- define univocally the model
- provide as little information as possible

The definition of a model as required in LSD distinguishes between model's configuration and equations. The former defines the elements of the model, the second the computational content.

### Model configuration

A configuration is the list of the elements in a model. The available elementsare:

**Variables**. Labels attached to values computed at each time step, once and only once at each time step, using an equation (see below).**Functions**. Similar to variables, but are not necesssarily computed at each time step, but only when requested by the equation's of other elements.**Parameters**. Labels attached to values that do not change value (unless overwritten)**Objects**. Containers for other elements (inlcuding objects), giving structure to the model. Objects can be defined in many copies, generating multiple copies of their content.

### Equations

An equation is a piece of code used to generate a numerical value assigned to a type of variable (or function). The same piece of code is used to compute the values for all the copies of a variable. Within an equation it is possible to use any legal C++ command and a number of LSD specific commands, such as, for example, introduce new objects, overwrite values of other elements, etc.

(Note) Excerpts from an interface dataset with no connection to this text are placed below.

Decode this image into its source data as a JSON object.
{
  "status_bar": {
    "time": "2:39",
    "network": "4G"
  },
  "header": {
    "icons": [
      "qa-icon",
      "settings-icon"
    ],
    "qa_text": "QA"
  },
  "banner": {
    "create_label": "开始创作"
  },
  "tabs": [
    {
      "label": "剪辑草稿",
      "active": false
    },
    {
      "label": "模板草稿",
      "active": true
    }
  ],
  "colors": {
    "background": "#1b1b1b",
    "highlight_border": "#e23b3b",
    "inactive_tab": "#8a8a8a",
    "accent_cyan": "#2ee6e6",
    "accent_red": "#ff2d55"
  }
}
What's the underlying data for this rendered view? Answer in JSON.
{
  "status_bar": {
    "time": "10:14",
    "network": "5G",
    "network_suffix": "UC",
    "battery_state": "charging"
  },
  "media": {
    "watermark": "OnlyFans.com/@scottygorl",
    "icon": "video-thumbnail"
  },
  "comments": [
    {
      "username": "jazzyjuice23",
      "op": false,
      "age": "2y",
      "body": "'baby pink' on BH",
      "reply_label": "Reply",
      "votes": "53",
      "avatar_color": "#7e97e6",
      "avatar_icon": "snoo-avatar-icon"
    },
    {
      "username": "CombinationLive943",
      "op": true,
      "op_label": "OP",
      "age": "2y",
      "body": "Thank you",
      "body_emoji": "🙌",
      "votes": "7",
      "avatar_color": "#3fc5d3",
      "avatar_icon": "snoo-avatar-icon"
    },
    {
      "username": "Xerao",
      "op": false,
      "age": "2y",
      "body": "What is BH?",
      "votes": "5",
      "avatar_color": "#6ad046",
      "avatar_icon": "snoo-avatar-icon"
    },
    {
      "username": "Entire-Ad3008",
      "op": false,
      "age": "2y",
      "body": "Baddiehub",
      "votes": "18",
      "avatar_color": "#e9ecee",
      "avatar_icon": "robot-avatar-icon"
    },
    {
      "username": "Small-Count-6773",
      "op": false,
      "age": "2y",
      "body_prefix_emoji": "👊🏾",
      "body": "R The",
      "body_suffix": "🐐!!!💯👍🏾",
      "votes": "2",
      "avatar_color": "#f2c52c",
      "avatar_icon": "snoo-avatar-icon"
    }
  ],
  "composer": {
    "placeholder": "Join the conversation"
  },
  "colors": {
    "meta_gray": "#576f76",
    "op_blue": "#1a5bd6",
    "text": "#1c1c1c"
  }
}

Notice that the equations is the only computational content of a model. This means that the modeller needs not (and cannot) control the flow of a simulation run in other ways by writing equations. This simplies considerably the generation of a model, or its modification, since it is the system that automatically determines which equation must be executed at any moment.